"We were famous, but we were not rich," Bass explains before talking about how finances were mismanaged
Contrary to popular belief, Lance Bass wasn't raking in the cash during his NSYNC days.
During an appearance on SiriusXM's "The Jess Cagle Show," the 43-year-old NSYNC alum looked back at his time in the iconic '90s boy band and dispelled some common misconceptions about life as a pop superstar.
Bass revealed he wasn’t rolling in the dough as many would like to believe when he was asked about the benefits of "being rich and famous really young."
"Well, the worst thing is people thinking that we were rich, because we were not," he laughed. "We were famous, but we were not rich. I made way more money after NSYNC than I did during NSYNC."
Lou Pearlman, who along with Bass' band created many other boy bands of the era, was sued by several members of NSYNC as well as other groups, including the Backstreet Boys. Pearlman infamously perpetuated one of the largest Ponzi schemes in America; he was convicted of fraud in 2008 and died in prison at 62 years old in August 2016.
"He really took a majority of all of our stuff... [made] horrible, horrible deals," the singer said, referencing Pearlman.
In fact, the "Love Wrecked" star credited the other guys for keeping him grounded and sane throughout the ride.
"To do that, with those guys, it was incredible. And you had some of the best experiences ever. Obviously, it changed my life, led me to so many things I wanted to do in life... they're incredible, incredible guys," he gushed, adding that they formed a "great support system."
"I'm glad I was in a band because I had four of my brothers that kept you down to earth, right? If you said anything off the wall, they would just slap you down like, 'What did you just say?' But if you're a solo artist, you're always like, 'Yes, yes, yes.' You're the boss.

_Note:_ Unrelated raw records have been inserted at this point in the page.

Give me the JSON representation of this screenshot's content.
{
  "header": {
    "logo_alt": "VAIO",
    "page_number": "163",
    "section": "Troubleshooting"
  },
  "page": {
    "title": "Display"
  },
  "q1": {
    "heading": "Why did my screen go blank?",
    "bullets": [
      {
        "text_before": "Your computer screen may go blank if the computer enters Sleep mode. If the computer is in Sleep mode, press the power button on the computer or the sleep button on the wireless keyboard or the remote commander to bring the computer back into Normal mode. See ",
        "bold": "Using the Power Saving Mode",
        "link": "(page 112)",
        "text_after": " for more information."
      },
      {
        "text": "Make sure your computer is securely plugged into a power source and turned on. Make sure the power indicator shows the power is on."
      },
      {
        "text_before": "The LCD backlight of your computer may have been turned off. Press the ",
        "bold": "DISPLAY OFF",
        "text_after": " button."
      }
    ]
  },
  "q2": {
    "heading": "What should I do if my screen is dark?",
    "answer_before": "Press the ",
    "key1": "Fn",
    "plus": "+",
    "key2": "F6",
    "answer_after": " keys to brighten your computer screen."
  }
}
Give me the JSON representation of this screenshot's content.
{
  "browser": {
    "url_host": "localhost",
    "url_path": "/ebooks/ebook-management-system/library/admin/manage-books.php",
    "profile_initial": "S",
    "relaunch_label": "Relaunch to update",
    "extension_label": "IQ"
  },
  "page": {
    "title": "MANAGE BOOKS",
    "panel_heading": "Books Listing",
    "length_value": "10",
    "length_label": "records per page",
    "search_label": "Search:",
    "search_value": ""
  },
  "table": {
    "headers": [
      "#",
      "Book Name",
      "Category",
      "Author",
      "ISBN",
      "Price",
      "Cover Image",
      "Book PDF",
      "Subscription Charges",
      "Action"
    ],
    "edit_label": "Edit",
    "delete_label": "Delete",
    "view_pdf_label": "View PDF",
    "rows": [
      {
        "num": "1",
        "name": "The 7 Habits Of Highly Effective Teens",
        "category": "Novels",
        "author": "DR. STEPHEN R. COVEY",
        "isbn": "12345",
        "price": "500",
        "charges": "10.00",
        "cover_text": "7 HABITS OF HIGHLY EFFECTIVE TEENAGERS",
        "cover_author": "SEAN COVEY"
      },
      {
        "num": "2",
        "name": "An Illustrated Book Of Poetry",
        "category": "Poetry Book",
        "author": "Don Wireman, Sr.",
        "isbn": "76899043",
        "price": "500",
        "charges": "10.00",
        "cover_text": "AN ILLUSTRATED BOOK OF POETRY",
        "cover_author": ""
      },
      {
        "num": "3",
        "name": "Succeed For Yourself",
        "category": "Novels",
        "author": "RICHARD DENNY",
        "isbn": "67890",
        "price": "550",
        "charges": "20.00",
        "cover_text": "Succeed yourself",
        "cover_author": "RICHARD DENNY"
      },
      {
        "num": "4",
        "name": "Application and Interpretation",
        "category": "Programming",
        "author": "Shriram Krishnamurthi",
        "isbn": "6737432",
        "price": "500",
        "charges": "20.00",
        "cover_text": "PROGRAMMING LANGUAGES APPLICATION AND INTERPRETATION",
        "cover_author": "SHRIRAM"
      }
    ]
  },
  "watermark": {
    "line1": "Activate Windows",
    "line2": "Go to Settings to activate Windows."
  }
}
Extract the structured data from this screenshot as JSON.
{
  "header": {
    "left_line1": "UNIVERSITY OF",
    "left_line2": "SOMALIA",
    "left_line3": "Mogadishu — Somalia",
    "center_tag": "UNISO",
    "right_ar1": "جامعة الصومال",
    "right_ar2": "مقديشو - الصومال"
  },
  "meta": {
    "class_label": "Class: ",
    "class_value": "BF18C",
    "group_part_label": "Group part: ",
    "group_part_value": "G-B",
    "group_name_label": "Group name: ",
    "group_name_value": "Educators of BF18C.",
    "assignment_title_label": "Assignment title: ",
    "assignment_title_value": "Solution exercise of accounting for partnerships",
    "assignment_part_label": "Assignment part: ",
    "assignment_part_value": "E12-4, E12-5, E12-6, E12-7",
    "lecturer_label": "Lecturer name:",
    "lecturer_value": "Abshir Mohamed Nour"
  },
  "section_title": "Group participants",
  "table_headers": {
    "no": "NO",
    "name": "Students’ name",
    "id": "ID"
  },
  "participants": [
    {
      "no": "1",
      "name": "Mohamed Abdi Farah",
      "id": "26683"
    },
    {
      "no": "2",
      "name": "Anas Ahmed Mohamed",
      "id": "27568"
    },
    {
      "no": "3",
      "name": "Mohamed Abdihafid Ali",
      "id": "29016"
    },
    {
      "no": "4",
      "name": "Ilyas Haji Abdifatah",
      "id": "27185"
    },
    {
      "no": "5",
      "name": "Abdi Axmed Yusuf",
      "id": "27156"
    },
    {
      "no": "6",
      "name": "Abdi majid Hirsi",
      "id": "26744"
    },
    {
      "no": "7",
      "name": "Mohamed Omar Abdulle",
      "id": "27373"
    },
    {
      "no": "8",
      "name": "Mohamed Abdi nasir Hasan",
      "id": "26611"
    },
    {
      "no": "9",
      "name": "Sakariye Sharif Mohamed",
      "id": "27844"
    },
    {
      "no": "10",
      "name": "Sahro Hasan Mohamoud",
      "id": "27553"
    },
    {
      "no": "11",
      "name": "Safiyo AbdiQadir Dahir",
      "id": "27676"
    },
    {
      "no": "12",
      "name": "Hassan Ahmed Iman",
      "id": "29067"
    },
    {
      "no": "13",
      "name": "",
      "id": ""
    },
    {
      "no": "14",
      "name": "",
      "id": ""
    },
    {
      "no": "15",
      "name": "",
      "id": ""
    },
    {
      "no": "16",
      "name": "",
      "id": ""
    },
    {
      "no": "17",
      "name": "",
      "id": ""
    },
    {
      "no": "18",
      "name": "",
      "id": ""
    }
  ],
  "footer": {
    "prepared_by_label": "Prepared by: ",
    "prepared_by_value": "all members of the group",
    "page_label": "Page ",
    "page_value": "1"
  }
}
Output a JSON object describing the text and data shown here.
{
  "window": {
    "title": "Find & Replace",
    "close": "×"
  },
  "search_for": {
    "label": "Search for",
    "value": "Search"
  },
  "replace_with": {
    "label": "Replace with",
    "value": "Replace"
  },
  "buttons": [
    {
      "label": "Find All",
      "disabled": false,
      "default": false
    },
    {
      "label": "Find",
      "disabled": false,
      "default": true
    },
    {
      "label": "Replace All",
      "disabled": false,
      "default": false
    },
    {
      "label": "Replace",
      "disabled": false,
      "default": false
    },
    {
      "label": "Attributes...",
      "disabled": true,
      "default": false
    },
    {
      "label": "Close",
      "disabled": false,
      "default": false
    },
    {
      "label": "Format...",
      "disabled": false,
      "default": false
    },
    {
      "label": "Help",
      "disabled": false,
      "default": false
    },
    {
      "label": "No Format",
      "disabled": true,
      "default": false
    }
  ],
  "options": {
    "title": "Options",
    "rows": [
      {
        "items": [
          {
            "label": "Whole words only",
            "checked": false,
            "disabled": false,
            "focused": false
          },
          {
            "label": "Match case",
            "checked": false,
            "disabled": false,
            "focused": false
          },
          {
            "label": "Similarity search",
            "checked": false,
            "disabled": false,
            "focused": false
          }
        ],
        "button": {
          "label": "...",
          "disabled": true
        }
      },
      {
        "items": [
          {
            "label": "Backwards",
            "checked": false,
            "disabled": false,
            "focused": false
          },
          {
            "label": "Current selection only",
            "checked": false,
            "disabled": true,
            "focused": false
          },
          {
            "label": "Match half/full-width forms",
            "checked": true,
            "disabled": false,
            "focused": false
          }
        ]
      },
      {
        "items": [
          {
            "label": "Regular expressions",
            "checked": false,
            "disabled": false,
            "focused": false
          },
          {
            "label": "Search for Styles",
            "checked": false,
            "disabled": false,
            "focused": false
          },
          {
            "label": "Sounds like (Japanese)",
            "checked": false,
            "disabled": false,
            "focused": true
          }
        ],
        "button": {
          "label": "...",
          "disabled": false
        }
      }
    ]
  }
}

That's it," Bass explained. "You kind of get this Michael Jackson syndrome of not knowing what reality is. But with a group, we had a great family unit around us, we were held down to earth."